The Fratellis are Supergrass doing Chaz & Dave – perky popsters swaggering their way into the hearts of idiots whose idea of a top night out is eight Stellas and a greasy kebab, swiftly followed by either a) a scrap or b) collapsing in a pool of their own making on a stranger’s driveway. Or both. Ideally both.
Actually, scratch that opening gambit. Neither Supergrass nor the Cockney sing-along souls have ever been responsible for singles as overwhelmingly inane as ‘Mistress Mabel’, this record’s lead off-cut. It is appalling, the worst kind of revivalist Britpop shite that no band should be allowed to unleash unto the masses. How it even climbed to number 23 – disappointing for a band who’ve previously graced the top five – is beyond me. Perhaps the drunkard dullards buying the fuck out of debut LP Costello Music have wised up. Or, not. As this album is presently sitting pretty in the top five of the albums chart.
So, the time comes to analyse the hows and whys. How: ‘Chelsea Dagger’, the Scottish trio’s most ubiquitous effort to date, infecting all and sundry with its “nah nah nah”ing… or its “doo doo doo”ing. Whatever the xxxing, it’s one of those staples of daytime radio, across the board as good as, that’ll perhaps never go out of rotation. Why: because people are stupid, really really really stupid. You know this; it’s why you’re here and not reading some trash about Lily Allen’s breasts or Guns N’ Roses’ latest fart of activity… oh… but you get my point, right? There is right, and there is wrong. And so very many people heading to HMV each weekend are wrong.

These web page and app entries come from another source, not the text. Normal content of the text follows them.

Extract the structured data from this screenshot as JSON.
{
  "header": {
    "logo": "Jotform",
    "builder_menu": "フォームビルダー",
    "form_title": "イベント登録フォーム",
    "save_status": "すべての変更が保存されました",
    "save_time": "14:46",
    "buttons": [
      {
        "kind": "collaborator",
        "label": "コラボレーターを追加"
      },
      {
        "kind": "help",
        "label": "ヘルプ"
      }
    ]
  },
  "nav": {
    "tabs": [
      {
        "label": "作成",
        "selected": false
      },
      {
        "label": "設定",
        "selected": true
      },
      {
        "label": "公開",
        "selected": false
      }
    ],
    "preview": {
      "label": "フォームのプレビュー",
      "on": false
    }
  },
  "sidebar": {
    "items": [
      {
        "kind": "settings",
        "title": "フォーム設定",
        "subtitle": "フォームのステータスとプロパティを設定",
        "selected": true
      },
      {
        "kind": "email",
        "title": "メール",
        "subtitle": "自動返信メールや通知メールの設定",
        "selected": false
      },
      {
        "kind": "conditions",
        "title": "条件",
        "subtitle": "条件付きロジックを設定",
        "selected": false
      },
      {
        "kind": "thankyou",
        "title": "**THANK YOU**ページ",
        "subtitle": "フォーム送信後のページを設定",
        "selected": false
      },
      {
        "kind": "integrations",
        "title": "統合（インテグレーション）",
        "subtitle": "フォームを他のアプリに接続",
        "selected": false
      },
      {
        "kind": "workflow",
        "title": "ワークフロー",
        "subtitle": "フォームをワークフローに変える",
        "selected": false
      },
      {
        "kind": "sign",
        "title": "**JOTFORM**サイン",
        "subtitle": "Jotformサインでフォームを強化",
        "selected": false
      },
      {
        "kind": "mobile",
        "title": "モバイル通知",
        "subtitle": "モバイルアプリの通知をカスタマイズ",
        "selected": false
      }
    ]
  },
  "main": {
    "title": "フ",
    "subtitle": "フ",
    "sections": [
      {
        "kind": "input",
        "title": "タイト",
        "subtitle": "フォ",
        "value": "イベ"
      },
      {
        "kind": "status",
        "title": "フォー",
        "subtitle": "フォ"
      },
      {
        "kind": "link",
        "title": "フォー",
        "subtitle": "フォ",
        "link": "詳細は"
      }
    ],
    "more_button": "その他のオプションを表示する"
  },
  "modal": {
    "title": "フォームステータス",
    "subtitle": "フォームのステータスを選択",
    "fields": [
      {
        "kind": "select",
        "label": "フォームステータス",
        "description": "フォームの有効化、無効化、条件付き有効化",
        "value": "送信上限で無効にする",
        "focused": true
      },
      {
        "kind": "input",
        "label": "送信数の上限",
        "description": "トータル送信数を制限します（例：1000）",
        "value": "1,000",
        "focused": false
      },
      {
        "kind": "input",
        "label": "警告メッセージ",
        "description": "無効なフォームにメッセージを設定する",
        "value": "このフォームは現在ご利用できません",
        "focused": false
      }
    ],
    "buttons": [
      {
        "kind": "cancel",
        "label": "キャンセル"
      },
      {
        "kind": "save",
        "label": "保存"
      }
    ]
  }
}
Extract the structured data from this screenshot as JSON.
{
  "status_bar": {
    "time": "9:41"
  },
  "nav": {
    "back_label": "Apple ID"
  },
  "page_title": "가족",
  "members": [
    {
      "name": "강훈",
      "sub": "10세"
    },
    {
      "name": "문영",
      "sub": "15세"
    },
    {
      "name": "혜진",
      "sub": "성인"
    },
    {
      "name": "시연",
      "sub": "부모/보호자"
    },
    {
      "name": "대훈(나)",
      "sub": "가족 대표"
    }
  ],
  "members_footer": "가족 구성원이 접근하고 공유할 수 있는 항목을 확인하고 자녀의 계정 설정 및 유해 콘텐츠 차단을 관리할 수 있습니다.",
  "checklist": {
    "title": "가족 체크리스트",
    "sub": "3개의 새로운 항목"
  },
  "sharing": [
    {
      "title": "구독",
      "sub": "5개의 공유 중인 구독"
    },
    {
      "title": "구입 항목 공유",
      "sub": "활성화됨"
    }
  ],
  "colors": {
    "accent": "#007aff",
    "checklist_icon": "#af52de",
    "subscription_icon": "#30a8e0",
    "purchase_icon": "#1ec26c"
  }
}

Here We Stand offends, such is its banality. Frontman Jon had told DiS that little on the band’s second would sound too like its lead single, but if he truly believed that then it’s clear the man’s depth of taste, his knowledge of music in its myriad forms, is shallow beyond belief. Formula is strictly adhered to, and while pace may differ from one jolly strum-about to the next, the void where there should be a worthwhile tune remains. ‘Jesus Stole My Baby’ plods with as much purpose as an environmentalist’s best efforts to halt the melting of our icecaps; I’m sure the band mean well when they’re laying down lines about the departure of their beloved (I’m sure it’s more to do with her no longer putting out than, y’know, properly finding God, but whatever – ambiguity is rife when meaninglessness abounds), but their execution is drearily tiresome. And so it continues…
‘My Friend John’ would have my _friend John pulling teeth – he’s a broad-minded man when it comes to music, but this deathly insipid opener would destroy his opinion that everything has a place, every song deserves an audience. “This is where I’d quote a lyric conveying the song’s hideousness, but to pick one from many is just too tough.” ‘Shameless’ contains a telling line, though: “I’m so sick of hearing how your love for this has died”. Best pick up some Rennies, lads, because hopefully nobody’s quite done telling The Fratellis that they’ve flogged this horse beyond the grave. The sole saving grace of _Here We Stand is ‘Stragglers Moon’, which twinkles and chimes in an oddly proggy fashion without going all-out Kula Shaker, quite. But one track does not an album make (and it’s not that good, anyway; everything’s relative).
Stupid people will, one day, inherit the Earth. It’s happening, all around us; every day we read stories about certain institutions being dumbed down. As music moves on its merry way through history, we see devolution in effect: from Chopin to The Ting Tings, this is not progression, friends. We are witnessing that which stokes the fires in our bellies gradually turning to shit. That’s why you’re here, though, because you recognise that there are still treasures to be found. Diamonds in the dirt. And if you’re of the opinion that Here We Stand is a glittering treat for the senses?
You’re stupid, you’re wrong, and you stink of shit from wading around in it for so long. Fuck off.
3Tony Robert Whyte's Score